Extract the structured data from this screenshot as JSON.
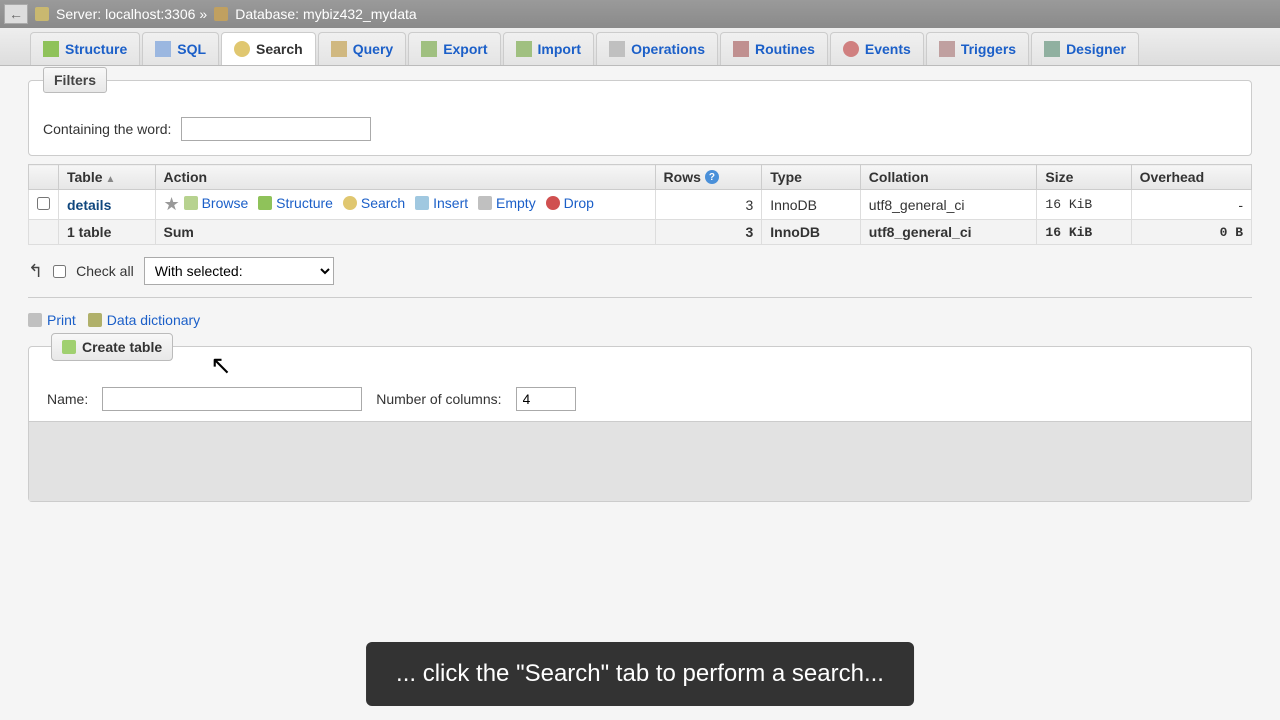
{
  "breadcrumb": {
    "server_label": "Server:",
    "server": "localhost:3306",
    "db_label": "Database:",
    "db": "mybiz432_mydata"
  },
  "tabs": [
    {
      "label": "Structure"
    },
    {
      "label": "SQL"
    },
    {
      "label": "Search"
    },
    {
      "label": "Query"
    },
    {
      "label": "Export"
    },
    {
      "label": "Import"
    },
    {
      "label": "Operations"
    },
    {
      "label": "Routines"
    },
    {
      "label": "Events"
    },
    {
      "label": "Triggers"
    },
    {
      "label": "Designer"
    }
  ],
  "filters": {
    "legend": "Filters",
    "label": "Containing the word:"
  },
  "headers": {
    "table": "Table",
    "action": "Action",
    "rows": "Rows",
    "type": "Type",
    "collation": "Collation",
    "size": "Size",
    "overhead": "Overhead"
  },
  "row": {
    "name": "details",
    "actions": {
      "browse": "Browse",
      "structure": "Structure",
      "search": "Search",
      "insert": "Insert",
      "empty": "Empty",
      "drop": "Drop"
    },
    "rows": "3",
    "type": "InnoDB",
    "collation": "utf8_general_ci",
    "size": "16 KiB",
    "overhead": "-"
  },
  "sum": {
    "label": "1 table",
    "sum_label": "Sum",
    "rows": "3",
    "type": "InnoDB",
    "collation": "utf8_general_ci",
    "size": "16 KiB",
    "overhead": "0 B"
  },
  "checkall": {
    "label": "Check all",
    "with_selected": "With selected:"
  },
  "utils": {
    "print": "Print",
    "dict": "Data dictionary"
  },
  "create": {
    "legend": "Create table",
    "name_label": "Name:",
    "cols_label": "Number of columns:",
    "cols_value": "4"
  },
  "caption": "... click the \"Search\" tab to perform a search..."
}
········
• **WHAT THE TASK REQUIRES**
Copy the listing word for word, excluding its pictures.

• **EXERCISE ANSWER**
Extract the structured data from this screenshot as JSON.
{
  "breadcrumb": {
    "server_label": "Server:",
    "server": "localhost:3306",
    "db_label": "Database:",
    "db": "mybiz432_mydata"
  },
  "tabs": [
    {
      "label": "Structure"
    },
    {
      "label": "SQL"
    },
    {
      "label": "Search"
    },
    {
      "label": "Query"
    },
    {
      "label": "Export"
    },
    {
      "label": "Import"
    },
    {
      "label": "Operations"
    },
    {
      "label": "Routines"
    },
    {
      "label": "Events"
    },
    {
      "label": "Triggers"
    },
    {
      "label": "Designer"
    }
  ],
  "filters": {
    "legend": "Filters",
    "label": "Containing the word:"
  },
  "headers": {
    "table": "Table",
    "action": "Action",
    "rows": "Rows",
    "type": "Type",
    "collation": "Collation",
    "size": "Size",
    "overhead": "Overhead"
  },
  "row": {
    "name": "details",
    "actions": {
      "browse": "Browse",
      "structure": "Structure",
      "search": "Search",
      "insert": "Insert",
      "empty": "Empty",
      "drop": "Drop"
    },
    "rows": "3",
    "type": "InnoDB",
    "collation": "utf8_general_ci",
    "size": "16 KiB",
    "overhead": "-"
  },
  "sum": {
    "label": "1 table",
    "sum_label": "Sum",
    "rows": "3",
    "type": "InnoDB",
    "collation": "utf8_general_ci",
    "size": "16 KiB",
    "overhead": "0 B"
  },
  "checkall": {
    "label": "Check all",
    "with_selected": "With selected:"
  },
  "utils": {
    "print": "Print",
    "dict": "Data dictionary"
  },
  "create": {
    "legend": "Create table",
    "name_label": "Name:",
    "cols_label": "Number of columns:",
    "cols_value": "4"
  },
  "caption": "... click the \"Search\" tab to perform a search..."
}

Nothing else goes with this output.